* [Aim of the exercise] Each line of the data below must be given again exactly as written.

^^^^

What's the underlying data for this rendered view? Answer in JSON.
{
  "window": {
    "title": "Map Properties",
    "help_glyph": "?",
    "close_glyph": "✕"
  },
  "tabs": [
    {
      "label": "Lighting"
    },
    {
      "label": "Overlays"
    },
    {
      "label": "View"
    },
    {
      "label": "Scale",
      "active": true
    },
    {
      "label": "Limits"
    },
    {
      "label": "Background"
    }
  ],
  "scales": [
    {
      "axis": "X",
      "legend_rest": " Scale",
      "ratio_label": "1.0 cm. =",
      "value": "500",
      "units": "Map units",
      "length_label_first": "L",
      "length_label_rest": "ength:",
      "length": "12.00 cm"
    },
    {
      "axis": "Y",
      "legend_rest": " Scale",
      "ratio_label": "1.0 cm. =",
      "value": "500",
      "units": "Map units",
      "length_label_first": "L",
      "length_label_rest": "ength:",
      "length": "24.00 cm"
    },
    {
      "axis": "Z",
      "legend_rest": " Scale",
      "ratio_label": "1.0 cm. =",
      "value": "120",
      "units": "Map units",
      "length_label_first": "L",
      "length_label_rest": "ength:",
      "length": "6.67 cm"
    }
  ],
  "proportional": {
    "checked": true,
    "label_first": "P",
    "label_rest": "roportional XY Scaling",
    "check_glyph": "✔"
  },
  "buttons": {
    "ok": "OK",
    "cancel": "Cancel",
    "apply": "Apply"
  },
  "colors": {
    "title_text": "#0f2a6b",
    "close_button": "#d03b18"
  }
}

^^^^

* [Completed exercise]
What's the underlying data for this rendered view? Answer in JSON.
{
  "window": {
    "title": "Map Properties",
    "help_glyph": "?",
    "close_glyph": "✕"
  },
  "tabs": [
    {
      "label": "Lighting"
    },
    {
      "label": "Overlays"
    },
    {
      "label": "View"
    },
    {
      "label": "Scale",
      "active": true
    },
    {
      "label": "Limits"
    },
    {
      "label": "Background"
    }
  ],
  "scales": [
    {
      "axis": "X",
      "legend_rest": " Scale",
      "ratio_label": "1.0 cm. =",
      "value": "500",
      "units": "Map units",
      "length_label_first": "L",
      "length_label_rest": "ength:",
      "length": "12.00 cm"
    },
    {
      "axis": "Y",
      "legend_rest": " Scale",
      "ratio_label": "1.0 cm. =",
      "value": "500",
      "units": "Map units",
      "length_label_first": "L",
      "length_label_rest": "ength:",
      "length": "24.00 cm"
    },
    {
      "axis": "Z",
      "legend_rest": " Scale",
      "ratio_label": "1.0 cm. =",
      "value": "120",
      "units": "Map units",
      "length_label_first": "L",
      "length_label_rest": "ength:",
      "length": "6.67 cm"
    }
  ],
  "proportional": {
    "checked": true,
    "label_first": "P",
    "label_rest": "roportional XY Scaling",
    "check_glyph": "✔"
  },
  "buttons": {
    "ok": "OK",
    "cancel": "Cancel",
    "apply": "Apply"
  },
  "colors": {
    "title_text": "#0f2a6b",
    "close_button": "#d03b18"
  }
}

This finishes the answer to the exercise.